**The problem**
Scan the data for "photosInTomcat" and copy the lines it appears in.

━━━

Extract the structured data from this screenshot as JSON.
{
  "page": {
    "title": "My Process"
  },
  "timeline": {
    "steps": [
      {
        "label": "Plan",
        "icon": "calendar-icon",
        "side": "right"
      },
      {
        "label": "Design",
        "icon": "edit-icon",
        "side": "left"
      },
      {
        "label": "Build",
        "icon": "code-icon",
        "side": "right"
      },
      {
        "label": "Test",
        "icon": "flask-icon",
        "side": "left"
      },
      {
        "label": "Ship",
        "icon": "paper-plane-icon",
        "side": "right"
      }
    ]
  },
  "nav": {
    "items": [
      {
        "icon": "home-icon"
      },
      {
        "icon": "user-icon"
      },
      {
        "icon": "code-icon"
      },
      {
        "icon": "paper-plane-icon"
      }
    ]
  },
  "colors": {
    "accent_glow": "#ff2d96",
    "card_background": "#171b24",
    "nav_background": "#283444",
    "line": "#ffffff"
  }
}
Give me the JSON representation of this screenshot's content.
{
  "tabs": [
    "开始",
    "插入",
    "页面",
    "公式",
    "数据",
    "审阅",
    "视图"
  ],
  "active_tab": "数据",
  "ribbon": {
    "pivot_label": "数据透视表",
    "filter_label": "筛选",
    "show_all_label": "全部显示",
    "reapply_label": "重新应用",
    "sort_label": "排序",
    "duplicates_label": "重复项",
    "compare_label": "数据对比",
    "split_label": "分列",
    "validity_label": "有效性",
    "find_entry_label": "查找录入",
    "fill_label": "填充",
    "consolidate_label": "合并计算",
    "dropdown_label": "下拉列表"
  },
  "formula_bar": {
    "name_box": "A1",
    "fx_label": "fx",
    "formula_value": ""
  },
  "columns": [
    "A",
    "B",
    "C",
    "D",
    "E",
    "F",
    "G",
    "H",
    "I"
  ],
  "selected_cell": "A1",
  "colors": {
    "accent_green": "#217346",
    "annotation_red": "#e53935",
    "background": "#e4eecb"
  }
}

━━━

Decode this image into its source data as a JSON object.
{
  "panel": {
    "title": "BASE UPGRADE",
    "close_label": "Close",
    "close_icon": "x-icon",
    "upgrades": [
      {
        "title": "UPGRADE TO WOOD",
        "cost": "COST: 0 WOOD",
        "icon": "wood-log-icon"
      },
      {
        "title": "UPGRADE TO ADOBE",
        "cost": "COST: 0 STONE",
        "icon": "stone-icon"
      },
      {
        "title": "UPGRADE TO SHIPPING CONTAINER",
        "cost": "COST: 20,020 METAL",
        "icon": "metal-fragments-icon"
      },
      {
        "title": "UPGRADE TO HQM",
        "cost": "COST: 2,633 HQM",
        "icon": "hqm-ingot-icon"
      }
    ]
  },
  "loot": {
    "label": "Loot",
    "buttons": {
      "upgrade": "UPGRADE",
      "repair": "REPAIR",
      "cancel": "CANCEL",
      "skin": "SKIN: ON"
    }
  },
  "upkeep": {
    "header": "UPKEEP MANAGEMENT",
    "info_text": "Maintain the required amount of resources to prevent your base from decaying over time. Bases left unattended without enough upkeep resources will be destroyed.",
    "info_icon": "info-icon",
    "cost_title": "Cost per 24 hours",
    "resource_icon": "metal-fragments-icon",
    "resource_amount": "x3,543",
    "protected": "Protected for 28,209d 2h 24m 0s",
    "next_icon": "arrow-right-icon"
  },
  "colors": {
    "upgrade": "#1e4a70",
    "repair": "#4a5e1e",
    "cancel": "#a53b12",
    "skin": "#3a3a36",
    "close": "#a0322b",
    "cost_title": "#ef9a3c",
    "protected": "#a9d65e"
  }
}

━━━

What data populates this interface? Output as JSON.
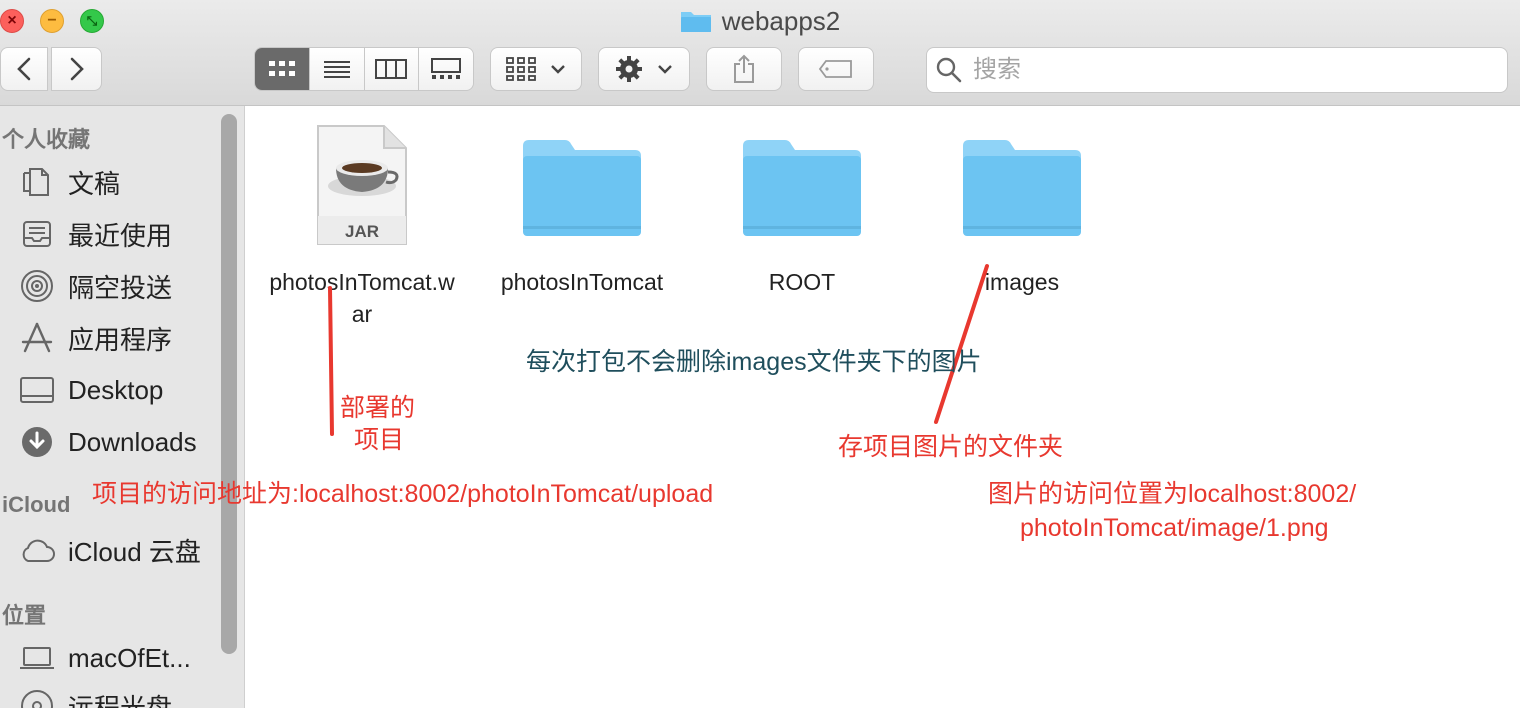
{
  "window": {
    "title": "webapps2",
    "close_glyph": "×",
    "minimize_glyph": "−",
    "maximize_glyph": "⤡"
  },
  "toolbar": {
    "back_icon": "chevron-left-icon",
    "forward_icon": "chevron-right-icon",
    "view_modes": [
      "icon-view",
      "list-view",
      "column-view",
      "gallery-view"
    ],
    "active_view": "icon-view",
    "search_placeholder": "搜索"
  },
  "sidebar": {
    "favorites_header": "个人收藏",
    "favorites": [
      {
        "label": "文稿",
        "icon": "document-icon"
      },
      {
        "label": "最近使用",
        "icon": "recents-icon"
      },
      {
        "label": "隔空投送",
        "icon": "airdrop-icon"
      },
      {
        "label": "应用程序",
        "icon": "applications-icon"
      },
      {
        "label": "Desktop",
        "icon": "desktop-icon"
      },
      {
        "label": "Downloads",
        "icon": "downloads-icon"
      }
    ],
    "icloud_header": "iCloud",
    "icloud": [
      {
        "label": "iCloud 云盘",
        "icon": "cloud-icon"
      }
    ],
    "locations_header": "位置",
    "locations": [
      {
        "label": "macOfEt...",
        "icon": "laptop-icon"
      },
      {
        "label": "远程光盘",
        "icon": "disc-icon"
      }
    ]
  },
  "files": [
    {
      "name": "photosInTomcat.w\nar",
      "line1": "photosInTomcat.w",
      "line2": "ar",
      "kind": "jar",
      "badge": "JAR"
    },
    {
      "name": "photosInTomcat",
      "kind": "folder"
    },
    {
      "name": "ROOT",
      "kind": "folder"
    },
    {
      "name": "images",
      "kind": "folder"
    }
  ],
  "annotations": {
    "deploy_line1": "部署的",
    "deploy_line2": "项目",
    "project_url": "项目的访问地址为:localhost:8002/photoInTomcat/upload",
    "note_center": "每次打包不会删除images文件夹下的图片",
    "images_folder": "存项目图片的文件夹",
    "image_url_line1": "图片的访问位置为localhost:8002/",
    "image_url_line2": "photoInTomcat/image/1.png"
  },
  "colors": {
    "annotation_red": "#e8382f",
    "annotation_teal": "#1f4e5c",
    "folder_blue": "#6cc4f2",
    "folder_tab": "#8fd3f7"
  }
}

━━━

**Solution**
      "name": "photosInTomcat.w\nar",
      "line1": "photosInTomcat.w",
      "name": "photosInTomcat",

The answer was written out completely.